>>

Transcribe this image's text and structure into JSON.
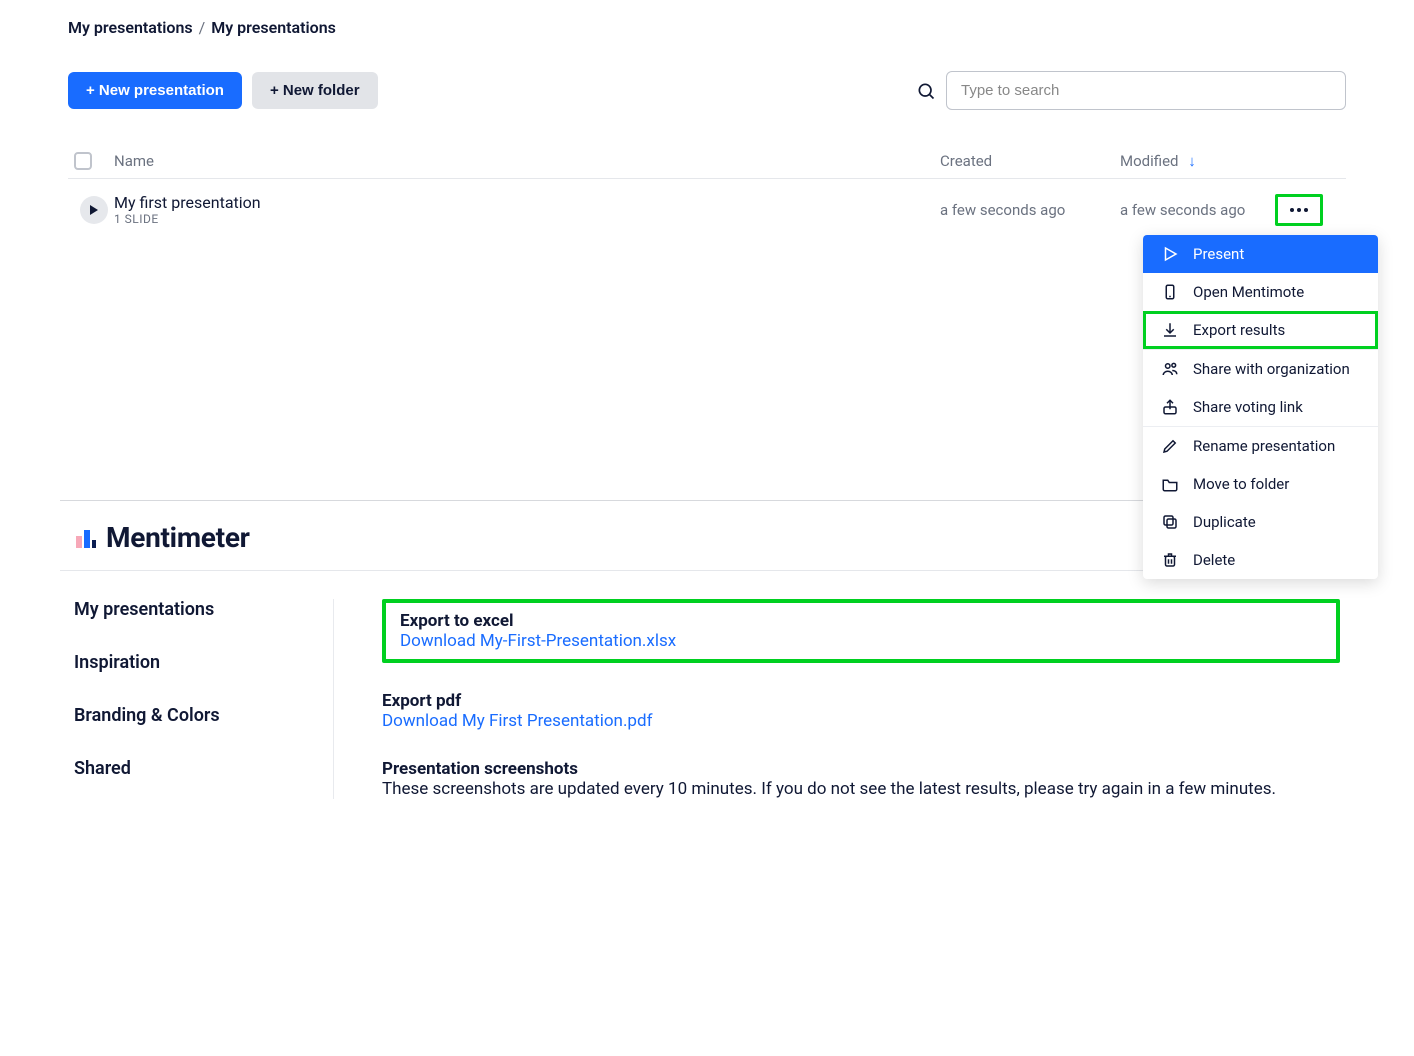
{
  "breadcrumb": {
    "root": "My presentations",
    "current": "My presentations"
  },
  "toolbar": {
    "new_presentation": "+ New presentation",
    "new_folder": "+ New folder",
    "search_placeholder": "Type to search"
  },
  "columns": {
    "name": "Name",
    "created": "Created",
    "modified": "Modified"
  },
  "row": {
    "title": "My first presentation",
    "subtitle": "1 SLIDE",
    "created": "a few seconds ago",
    "modified": "a few seconds ago"
  },
  "menu": {
    "present": "Present",
    "mentimote": "Open Mentimote",
    "export_results": "Export results",
    "share_org": "Share with organization",
    "share_voting": "Share voting link",
    "rename": "Rename presentation",
    "move": "Move to folder",
    "duplicate": "Duplicate",
    "delete": "Delete"
  },
  "brand": {
    "name": "Mentimeter"
  },
  "sidebar": {
    "my_presentations": "My presentations",
    "inspiration": "Inspiration",
    "branding": "Branding & Colors",
    "shared": "Shared"
  },
  "export": {
    "excel_title": "Export to excel",
    "excel_link": "Download My-First-Presentation.xlsx",
    "pdf_title": "Export pdf",
    "pdf_link": "Download My First Presentation.pdf",
    "screenshots_title": "Presentation screenshots",
    "screenshots_text": "These screenshots are updated every 10 minutes. If you do not see the latest results, please try again in a few minutes."
  }
}
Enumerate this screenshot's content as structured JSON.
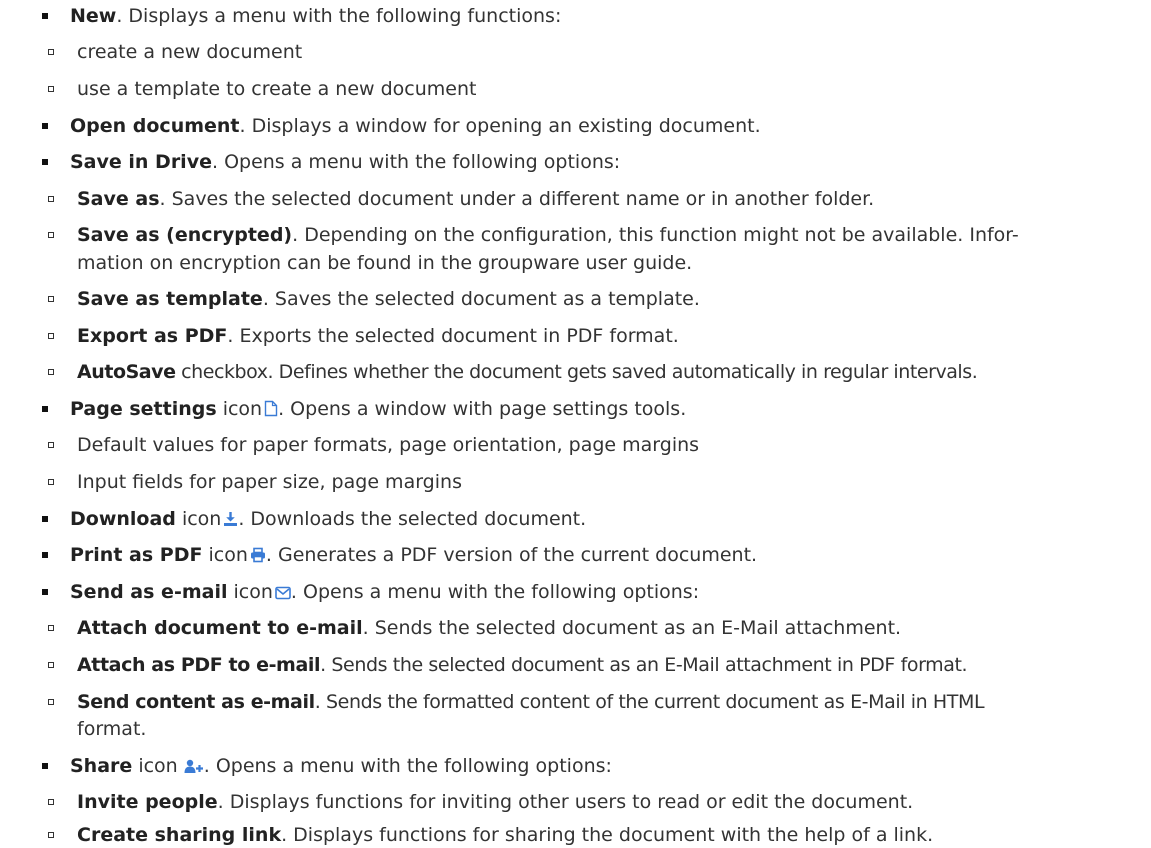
{
  "items": [
    {
      "level": 1,
      "term": "New",
      "text": ". Displays a menu with the following functions:"
    },
    {
      "level": 2,
      "term": "",
      "text": "create a new document"
    },
    {
      "level": 2,
      "term": "",
      "text": "use a template to create a new document"
    },
    {
      "level": 1,
      "term": "Open document",
      "text": ". Displays a window for opening an existing document."
    },
    {
      "level": 1,
      "term": "Save in Drive",
      "text": ". Opens a menu with the following options:"
    },
    {
      "level": 2,
      "term": "Save as",
      "text": ". Saves the selected document under a different name or in another folder."
    },
    {
      "level": 2,
      "term": "Save as (encrypted)",
      "text": ". Depending on the configuration, this function might not be available. Infor-",
      "text2": "mation on encryption can be found in the groupware user guide."
    },
    {
      "level": 2,
      "term": "Save as template",
      "text": ". Saves the selected document as a template."
    },
    {
      "level": 2,
      "term": "Export as PDF",
      "text": ". Exports the selected document in PDF format."
    },
    {
      "level": 2,
      "term": "AutoSave",
      "text": " checkbox. Defines whether the document gets saved automatically in regular intervals."
    },
    {
      "level": 1,
      "term": "Page settings",
      "mid": " icon",
      "icon": "page-icon",
      "text": ". Opens a window with page settings tools."
    },
    {
      "level": 2,
      "term": "",
      "text": "Default values for paper formats, page orientation, page margins"
    },
    {
      "level": 2,
      "term": "",
      "text": "Input fields for paper size, page margins"
    },
    {
      "level": 1,
      "term": "Download",
      "mid": " icon",
      "icon": "download-icon",
      "text": ". Downloads the selected document."
    },
    {
      "level": 1,
      "term": "Print as PDF",
      "mid": " icon",
      "icon": "print-icon",
      "text": ". Generates a PDF version of the current document."
    },
    {
      "level": 1,
      "term": "Send as e-mail",
      "mid": " icon",
      "icon": "envelope-icon",
      "text": ". Opens a menu with the following options:"
    },
    {
      "level": 2,
      "term": "Attach document to e-mail",
      "text": ". Sends the selected document as an E-Mail attachment."
    },
    {
      "level": 2,
      "term": "Attach as PDF to e-mail",
      "text": ". Sends the selected document as an E-Mail attachment in PDF format."
    },
    {
      "level": 2,
      "term": "Send content as e-mail",
      "text": ". Sends the formatted content of the current document as E-Mail in HTML",
      "text2": "format."
    },
    {
      "level": 1,
      "term": "Share",
      "mid": " icon",
      "icon": "share-icon",
      "text": ". Opens a menu with the following options:"
    },
    {
      "level": 2,
      "term": "Invite people",
      "text": ". Displays functions for inviting other users to read or edit the document."
    },
    {
      "level": 2,
      "term": "Create sharing link",
      "text": ". Displays functions for sharing the document with the help of a link."
    }
  ],
  "colors": {
    "text": "#333333",
    "icon": "#3a7bd5"
  }
}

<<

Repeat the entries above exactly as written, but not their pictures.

Transcribe this image's text and structure into JSON.
{
  "breadcrumb": {
    "root": "My presentations",
    "current": "My presentations"
  },
  "toolbar": {
    "new_presentation": "+ New presentation",
    "new_folder": "+ New folder",
    "search_placeholder": "Type to search"
  },
  "columns": {
    "name": "Name",
    "created": "Created",
    "modified": "Modified"
  },
  "row": {
    "title": "My first presentation",
    "subtitle": "1 SLIDE",
    "created": "a few seconds ago",
    "modified": "a few seconds ago"
  },
  "menu": {
    "present": "Present",
    "mentimote": "Open Mentimote",
    "export_results": "Export results",
    "share_org": "Share with organization",
    "share_voting": "Share voting link",
    "rename": "Rename presentation",
    "move": "Move to folder",
    "duplicate": "Duplicate",
    "delete": "Delete"
  },
  "brand": {
    "name": "Mentimeter"
  },
  "sidebar": {
    "my_presentations": "My presentations",
    "inspiration": "Inspiration",
    "branding": "Branding & Colors",
    "shared": "Shared"
  },
  "export": {
    "excel_title": "Export to excel",
    "excel_link": "Download My-First-Presentation.xlsx",
    "pdf_title": "Export pdf",
    "pdf_link": "Download My First Presentation.pdf",
    "screenshots_title": "Presentation screenshots",
    "screenshots_text": "These screenshots are updated every 10 minutes. If you do not see the latest results, please try again in a few minutes."
  }
}
Enumerate this screenshot's content as structured JSON.
{
  "items": [
    {
      "level": 1,
      "term": "New",
      "text": ". Displays a menu with the following functions:"
    },
    {
      "level": 2,
      "term": "",
      "text": "create a new document"
    },
    {
      "level": 2,
      "term": "",
      "text": "use a template to create a new document"
    },
    {
      "level": 1,
      "term": "Open document",
      "text": ". Displays a window for opening an existing document."
    },
    {
      "level": 1,
      "term": "Save in Drive",
      "text": ". Opens a menu with the following options:"
    },
    {
      "level": 2,
      "term": "Save as",
      "text": ". Saves the selected document under a different name or in another folder."
    },
    {
      "level": 2,
      "term": "Save as (encrypted)",
      "text": ". Depending on the configuration, this function might not be available. Infor-",
      "text2": "mation on encryption can be found in the groupware user guide."
    },
    {
      "level": 2,
      "term": "Save as template",
      "text": ". Saves the selected document as a template."
    },
    {
      "level": 2,
      "term": "Export as PDF",
      "text": ". Exports the selected document in PDF format."
    },
    {
      "level": 2,
      "term": "AutoSave",
      "text": " checkbox. Defines whether the document gets saved automatically in regular intervals."
    },
    {
      "level": 1,
      "term": "Page settings",
      "mid": " icon",
      "icon": "page-icon",
      "text": ". Opens a window with page settings tools."
    },
    {
      "level": 2,
      "term": "",
      "text": "Default values for paper formats, page orientation, page margins"
    },
    {
      "level": 2,
      "term": "",
      "text": "Input fields for paper size, page margins"
    },
    {
      "level": 1,
      "term": "Download",
      "mid": " icon",
      "icon": "download-icon",
      "text": ". Downloads the selected document."
    },
    {
      "level": 1,
      "term": "Print as PDF",
      "mid": " icon",
      "icon": "print-icon",
      "text": ". Generates a PDF version of the current document."
    },
    {
      "level": 1,
      "term": "Send as e-mail",
      "mid": " icon",
      "icon": "envelope-icon",
      "text": ". Opens a menu with the following options:"
    },
    {
      "level": 2,
      "term": "Attach document to e-mail",
      "text": ". Sends the selected document as an E-Mail attachment."
    },
    {
      "level": 2,
      "term": "Attach as PDF to e-mail",
      "text": ". Sends the selected document as an E-Mail attachment in PDF format."
    },
    {
      "level": 2,
      "term": "Send content as e-mail",
      "text": ". Sends the formatted content of the current document as E-Mail in HTML",
      "text2": "format."
    },
    {
      "level": 1,
      "term": "Share",
      "mid": " icon",
      "icon": "share-icon",
      "text": ". Opens a menu with the following options:"
    },
    {
      "level": 2,
      "term": "Invite people",
      "text": ". Displays functions for inviting other users to read or edit the document."
    },
    {
      "level": 2,
      "term": "Create sharing link",
      "text": ". Displays functions for sharing the document with the help of a link."
    }
  ],
  "colors": {
    "text": "#333333",
    "icon": "#3a7bd5"
  }
}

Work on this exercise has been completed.